───── Records for processing

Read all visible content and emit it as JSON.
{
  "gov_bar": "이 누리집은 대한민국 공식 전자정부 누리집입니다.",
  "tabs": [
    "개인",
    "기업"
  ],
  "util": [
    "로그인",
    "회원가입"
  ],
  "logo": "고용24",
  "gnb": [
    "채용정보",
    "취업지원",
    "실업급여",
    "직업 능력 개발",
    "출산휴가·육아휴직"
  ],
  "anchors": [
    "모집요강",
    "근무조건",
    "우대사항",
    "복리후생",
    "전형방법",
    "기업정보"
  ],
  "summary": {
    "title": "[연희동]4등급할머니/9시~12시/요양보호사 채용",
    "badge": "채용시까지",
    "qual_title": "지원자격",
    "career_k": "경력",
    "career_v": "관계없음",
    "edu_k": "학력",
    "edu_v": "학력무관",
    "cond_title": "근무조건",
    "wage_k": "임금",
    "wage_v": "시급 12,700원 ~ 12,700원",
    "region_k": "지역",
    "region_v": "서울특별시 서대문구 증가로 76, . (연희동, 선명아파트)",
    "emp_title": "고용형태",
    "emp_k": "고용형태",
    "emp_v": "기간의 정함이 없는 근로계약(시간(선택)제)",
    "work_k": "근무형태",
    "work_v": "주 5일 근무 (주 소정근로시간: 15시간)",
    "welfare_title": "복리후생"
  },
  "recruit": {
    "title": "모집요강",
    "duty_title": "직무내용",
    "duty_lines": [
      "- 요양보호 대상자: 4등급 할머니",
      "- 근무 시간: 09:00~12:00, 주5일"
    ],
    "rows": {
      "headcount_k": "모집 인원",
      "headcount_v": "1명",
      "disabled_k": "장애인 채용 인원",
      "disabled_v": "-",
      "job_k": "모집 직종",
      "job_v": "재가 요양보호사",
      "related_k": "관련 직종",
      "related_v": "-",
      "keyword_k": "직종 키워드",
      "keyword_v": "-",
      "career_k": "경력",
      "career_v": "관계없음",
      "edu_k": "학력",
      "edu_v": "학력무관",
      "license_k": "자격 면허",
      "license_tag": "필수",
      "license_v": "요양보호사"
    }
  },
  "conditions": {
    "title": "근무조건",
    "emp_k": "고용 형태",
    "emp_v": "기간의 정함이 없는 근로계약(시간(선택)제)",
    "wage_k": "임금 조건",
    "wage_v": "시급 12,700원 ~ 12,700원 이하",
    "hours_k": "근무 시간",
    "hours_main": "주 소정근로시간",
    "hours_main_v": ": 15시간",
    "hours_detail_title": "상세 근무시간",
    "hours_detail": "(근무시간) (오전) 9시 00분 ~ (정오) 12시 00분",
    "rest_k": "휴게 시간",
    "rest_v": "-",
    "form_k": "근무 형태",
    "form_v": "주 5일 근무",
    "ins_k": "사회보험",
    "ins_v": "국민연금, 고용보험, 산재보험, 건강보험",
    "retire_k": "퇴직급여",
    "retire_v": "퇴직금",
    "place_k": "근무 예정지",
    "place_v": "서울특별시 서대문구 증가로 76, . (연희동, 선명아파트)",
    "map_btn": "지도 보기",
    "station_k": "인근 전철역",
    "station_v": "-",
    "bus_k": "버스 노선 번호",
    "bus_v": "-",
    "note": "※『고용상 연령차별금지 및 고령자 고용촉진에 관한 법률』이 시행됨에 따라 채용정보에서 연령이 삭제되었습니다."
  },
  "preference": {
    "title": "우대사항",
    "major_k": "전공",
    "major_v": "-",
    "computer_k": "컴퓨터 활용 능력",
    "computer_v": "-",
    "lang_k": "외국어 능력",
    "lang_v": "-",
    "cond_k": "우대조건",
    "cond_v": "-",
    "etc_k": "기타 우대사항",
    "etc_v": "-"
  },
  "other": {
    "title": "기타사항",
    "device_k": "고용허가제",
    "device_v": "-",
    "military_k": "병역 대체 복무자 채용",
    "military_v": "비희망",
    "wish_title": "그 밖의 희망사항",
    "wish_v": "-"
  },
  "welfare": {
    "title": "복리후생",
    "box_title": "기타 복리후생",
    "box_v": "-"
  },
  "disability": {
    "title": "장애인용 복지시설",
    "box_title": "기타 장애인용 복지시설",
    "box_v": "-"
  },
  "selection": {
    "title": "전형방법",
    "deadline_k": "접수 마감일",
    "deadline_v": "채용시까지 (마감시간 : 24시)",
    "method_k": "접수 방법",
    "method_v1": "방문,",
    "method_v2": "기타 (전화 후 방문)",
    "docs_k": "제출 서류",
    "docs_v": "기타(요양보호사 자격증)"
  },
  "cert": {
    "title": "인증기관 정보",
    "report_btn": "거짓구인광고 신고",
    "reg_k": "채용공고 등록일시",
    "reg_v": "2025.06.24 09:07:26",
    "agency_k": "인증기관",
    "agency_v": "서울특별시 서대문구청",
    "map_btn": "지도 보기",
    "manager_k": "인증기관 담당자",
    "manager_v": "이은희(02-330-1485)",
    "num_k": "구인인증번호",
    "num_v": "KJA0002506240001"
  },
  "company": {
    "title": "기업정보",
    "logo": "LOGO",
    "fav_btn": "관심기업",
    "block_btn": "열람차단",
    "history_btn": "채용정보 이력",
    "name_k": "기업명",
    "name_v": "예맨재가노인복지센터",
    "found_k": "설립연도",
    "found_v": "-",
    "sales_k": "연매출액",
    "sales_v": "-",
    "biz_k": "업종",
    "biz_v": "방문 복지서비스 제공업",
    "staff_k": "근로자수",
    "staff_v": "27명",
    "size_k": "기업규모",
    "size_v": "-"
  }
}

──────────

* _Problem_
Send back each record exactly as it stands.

* _Exercise output_
Read all visible content and emit it as JSON.
{
  "gov_bar": "이 누리집은 대한민국 공식 전자정부 누리집입니다.",
  "tabs": [
    "개인",
    "기업"
  ],
  "util": [
    "로그인",
    "회원가입"
  ],
  "logo": "고용24",
  "gnb": [
    "채용정보",
    "취업지원",
    "실업급여",
    "직업 능력 개발",
    "출산휴가·육아휴직"
  ],
  "anchors": [
    "모집요강",
    "근무조건",
    "우대사항",
    "복리후생",
    "전형방법",
    "기업정보"
  ],
  "summary": {
    "title": "[연희동]4등급할머니/9시~12시/요양보호사 채용",
    "badge": "채용시까지",
    "qual_title": "지원자격",
    "career_k": "경력",
    "career_v": "관계없음",
    "edu_k": "학력",
    "edu_v": "학력무관",
    "cond_title": "근무조건",
    "wage_k": "임금",
    "wage_v": "시급 12,700원 ~ 12,700원",
    "region_k": "지역",
    "region_v": "서울특별시 서대문구 증가로 76, . (연희동, 선명아파트)",
    "emp_title": "고용형태",
    "emp_k": "고용형태",
    "emp_v": "기간의 정함이 없는 근로계약(시간(선택)제)",
    "work_k": "근무형태",
    "work_v": "주 5일 근무 (주 소정근로시간: 15시간)",
    "welfare_title": "복리후생"
  },
  "recruit": {
    "title": "모집요강",
    "duty_title": "직무내용",
    "duty_lines": [
      "- 요양보호 대상자: 4등급 할머니",
      "- 근무 시간: 09:00~12:00, 주5일"
    ],
    "rows": {
      "headcount_k": "모집 인원",
      "headcount_v": "1명",
      "disabled_k": "장애인 채용 인원",
      "disabled_v": "-",
      "job_k": "모집 직종",
      "job_v": "재가 요양보호사",
      "related_k": "관련 직종",
      "related_v": "-",
      "keyword_k": "직종 키워드",
      "keyword_v": "-",
      "career_k": "경력",
      "career_v": "관계없음",
      "edu_k": "학력",
      "edu_v": "학력무관",
      "license_k": "자격 면허",
      "license_tag": "필수",
      "license_v": "요양보호사"
    }
  },
  "conditions": {
    "title": "근무조건",
    "emp_k": "고용 형태",
    "emp_v": "기간의 정함이 없는 근로계약(시간(선택)제)",
    "wage_k": "임금 조건",
    "wage_v": "시급 12,700원 ~ 12,700원 이하",
    "hours_k": "근무 시간",
    "hours_main": "주 소정근로시간",
    "hours_main_v": ": 15시간",
    "hours_detail_title": "상세 근무시간",
    "hours_detail": "(근무시간) (오전) 9시 00분 ~ (정오) 12시 00분",
    "rest_k": "휴게 시간",
    "rest_v": "-",
    "form_k": "근무 형태",
    "form_v": "주 5일 근무",
    "ins_k": "사회보험",
    "ins_v": "국민연금, 고용보험, 산재보험, 건강보험",
    "retire_k": "퇴직급여",
    "retire_v": "퇴직금",
    "place_k": "근무 예정지",
    "place_v": "서울특별시 서대문구 증가로 76, . (연희동, 선명아파트)",
    "map_btn": "지도 보기",
    "station_k": "인근 전철역",
    "station_v": "-",
    "bus_k": "버스 노선 번호",
    "bus_v": "-",
    "note": "※『고용상 연령차별금지 및 고령자 고용촉진에 관한 법률』이 시행됨에 따라 채용정보에서 연령이 삭제되었습니다."
  },
  "preference": {
    "title": "우대사항",
    "major_k": "전공",
    "major_v": "-",
    "computer_k": "컴퓨터 활용 능력",
    "computer_v": "-",
    "lang_k": "외국어 능력",
    "lang_v": "-",
    "cond_k": "우대조건",
    "cond_v": "-",
    "etc_k": "기타 우대사항",
    "etc_v": "-"
  },
  "other": {
    "title": "기타사항",
    "device_k": "고용허가제",
    "device_v": "-",
    "military_k": "병역 대체 복무자 채용",
    "military_v": "비희망",
    "wish_title": "그 밖의 희망사항",
    "wish_v": "-"
  },
  "welfare": {
    "title": "복리후생",
    "box_title": "기타 복리후생",
    "box_v": "-"
  },
  "disability": {
    "title": "장애인용 복지시설",
    "box_title": "기타 장애인용 복지시설",
    "box_v": "-"
  },
  "selection": {
    "title": "전형방법",
    "deadline_k": "접수 마감일",
    "deadline_v": "채용시까지 (마감시간 : 24시)",
    "method_k": "접수 방법",
    "method_v1": "방문,",
    "method_v2": "기타 (전화 후 방문)",
    "docs_k": "제출 서류",
    "docs_v": "기타(요양보호사 자격증)"
  },
  "cert": {
    "title": "인증기관 정보",
    "report_btn": "거짓구인광고 신고",
    "reg_k": "채용공고 등록일시",
    "reg_v": "2025.06.24 09:07:26",
    "agency_k": "인증기관",
    "agency_v": "서울특별시 서대문구청",
    "map_btn": "지도 보기",
    "manager_k": "인증기관 담당자",
    "manager_v": "이은희(02-330-1485)",
    "num_k": "구인인증번호",
    "num_v": "KJA0002506240001"
  },
  "company": {
    "title": "기업정보",
    "logo": "LOGO",
    "fav_btn": "관심기업",
    "block_btn": "열람차단",
    "history_btn": "채용정보 이력",
    "name_k": "기업명",
    "name_v": "예맨재가노인복지센터",
    "found_k": "설립연도",
    "found_v": "-",
    "sales_k": "연매출액",
    "sales_v": "-",
    "biz_k": "업종",
    "biz_v": "방문 복지서비스 제공업",
    "staff_k": "근로자수",
    "staff_v": "27명",
    "size_k": "기업규모",
    "size_v": "-"
  }
}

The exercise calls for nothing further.